Jerusalem was the peak of the ministry of Jesus. After Jesus died, it had no more meaning to the disciples who were represented by the two disciples that is why they were leaving Jerusalem. The story is historical in a sense that Cleopas was mentioned as the name of one of the two disciples. The other one is not named because St. Luke wants the reader identify himself as the other disciple hence the story is both ancient and contemporary. The setting of the story is very important because it sets the tone of their feelings. It was nearly twilight and the setting sun cast a gloomy shadow on the two disciples while they were walking away from the place of their hopes and dreams. While they were walking away from Jerusalem, Jesus joined them and started the dialogue, as if he did not know anything. Actually it was the disciples who did not know anything so he started to explain to them the passages pertaining to the messiah. Breaking open the Word then was the first part of the journey. While their mind was shrouded with the darkness of disappointment and their heart clouded with loss of hope which was represented by their faces downcast, Jesus became their light, burning brightly.

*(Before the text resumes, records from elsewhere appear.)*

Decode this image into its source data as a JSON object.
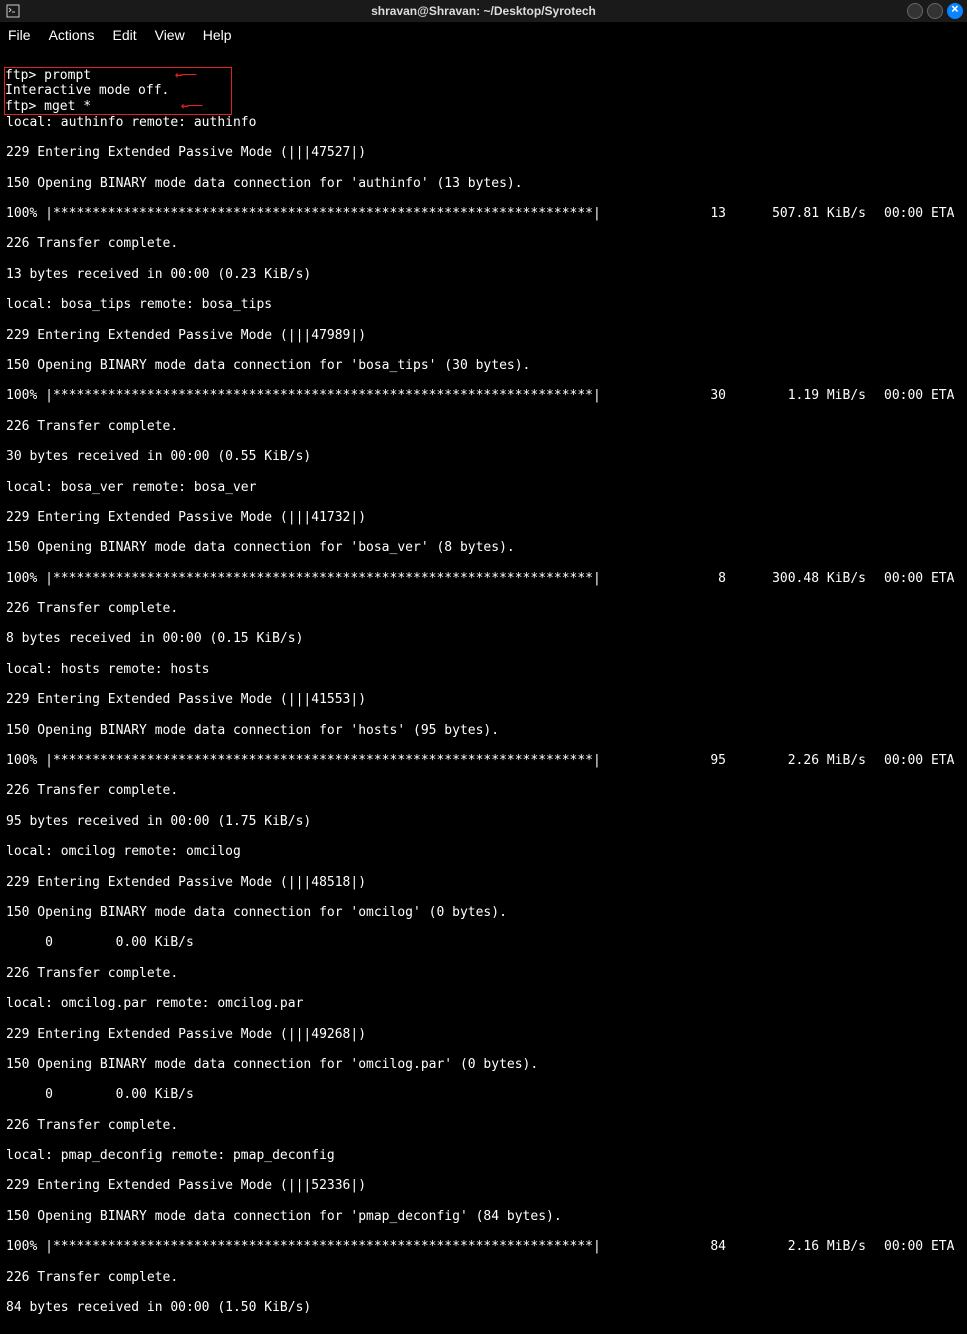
{
  "window": {
    "title": "shravan@Shravan: ~/Desktop/Syrotech"
  },
  "menu": {
    "file": "File",
    "actions": "Actions",
    "edit": "Edit",
    "view": "View",
    "help": "Help"
  },
  "box": {
    "line1": "ftp> prompt",
    "line2": "Interactive mode off.",
    "line3": "ftp> mget *"
  },
  "lines": {
    "l0": "local: authinfo remote: authinfo",
    "l1": "229 Entering Extended Passive Mode (|||47527|)",
    "l2": "150 Opening BINARY mode data connection for 'authinfo' (13 bytes).",
    "l3a": "100% |*********************************************************************|",
    "l3b": "13",
    "l3c": "507.81 KiB/s",
    "l3d": "00:00 ETA",
    "l4": "226 Transfer complete.",
    "l5": "13 bytes received in 00:00 (0.23 KiB/s)",
    "l6": "local: bosa_tips remote: bosa_tips",
    "l7": "229 Entering Extended Passive Mode (|||47989|)",
    "l8": "150 Opening BINARY mode data connection for 'bosa_tips' (30 bytes).",
    "l9a": "100% |*********************************************************************|",
    "l9b": "30",
    "l9c": "1.19 MiB/s",
    "l9d": "00:00 ETA",
    "l10": "226 Transfer complete.",
    "l11": "30 bytes received in 00:00 (0.55 KiB/s)",
    "l12": "local: bosa_ver remote: bosa_ver",
    "l13": "229 Entering Extended Passive Mode (|||41732|)",
    "l14": "150 Opening BINARY mode data connection for 'bosa_ver' (8 bytes).",
    "l15a": "100% |*********************************************************************|",
    "l15b": "8",
    "l15c": "300.48 KiB/s",
    "l15d": "00:00 ETA",
    "l16": "226 Transfer complete.",
    "l17": "8 bytes received in 00:00 (0.15 KiB/s)",
    "l18": "local: hosts remote: hosts",
    "l19": "229 Entering Extended Passive Mode (|||41553|)",
    "l20": "150 Opening BINARY mode data connection for 'hosts' (95 bytes).",
    "l21a": "100% |*********************************************************************|",
    "l21b": "95",
    "l21c": "2.26 MiB/s",
    "l21d": "00:00 ETA",
    "l22": "226 Transfer complete.",
    "l23": "95 bytes received in 00:00 (1.75 KiB/s)",
    "l24": "local: omcilog remote: omcilog",
    "l25": "229 Entering Extended Passive Mode (|||48518|)",
    "l26": "150 Opening BINARY mode data connection for 'omcilog' (0 bytes).",
    "l27": "     0        0.00 KiB/s ",
    "l28": "226 Transfer complete.",
    "l29": "local: omcilog.par remote: omcilog.par",
    "l30": "229 Entering Extended Passive Mode (|||49268|)",
    "l31": "150 Opening BINARY mode data connection for 'omcilog.par' (0 bytes).",
    "l32": "     0        0.00 KiB/s ",
    "l33": "226 Transfer complete.",
    "l34": "local: pmap_deconfig remote: pmap_deconfig",
    "l35": "229 Entering Extended Passive Mode (|||52336|)",
    "l36": "150 Opening BINARY mode data connection for 'pmap_deconfig' (84 bytes).",
    "l37a": "100% |*********************************************************************|",
    "l37b": "84",
    "l37c": "2.16 MiB/s",
    "l37d": "00:00 ETA",
    "l38": "226 Transfer complete.",
    "l39": "84 bytes received in 00:00 (1.50 KiB/s)"
  }
}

When they reached Emmaus and they were at table, there came a twist in the story: Jesus now became the host. Here we come to the second part of the story which is the Breaking of the Bread. Jesus took the bread, blessed and broke it. When the two disciples saw Jesus breaking the bread, everything became clear to them. They were brought back to the experience that defined them as disciples which is the Eucharist. After the experience of enlightenment Jesus vanished from their sight. Then they recalled the journey and said “Are not our hearts burning while he was explaining to us the scriptures?” The Word of God was a burning light that set their hearts on fire! Jesus had to vanish because there was no more need of his physical presence; he was already in their hearts. Because of joy, they hurried back to Jerusalem to tell the apostles about the encounter. Going back to Jerusalem is a powerful symbol of sharing the experience of the resurrection to others; Jesus evangelized them so they in turn became evangelizers.
The journey of the two disciples did not end in Emmaus nor in Jerusalem, it continues to the present. In our journey with each other, we always come together to break the Word and the Bread whenever we celebrate the Eucharist. It is in the Eucharist that we fully encounter the Risen Lord and we experience the joy of being his disciples. But the encounter does not end in the Eucharist, just like the two disciples, we have to go back to our own Jerusalem namely our homes, our workplace, the world and share to others our experience with Jesus. Then we become evangelizers by our lives of witness because through our faith we are the new witnesses of the resurrection.
After we encounter Jesus in the Eucharist, we continue our pilgrimage of faith until we are finally met with Jesus at the end of the road in a never ending banquet which we call heaven.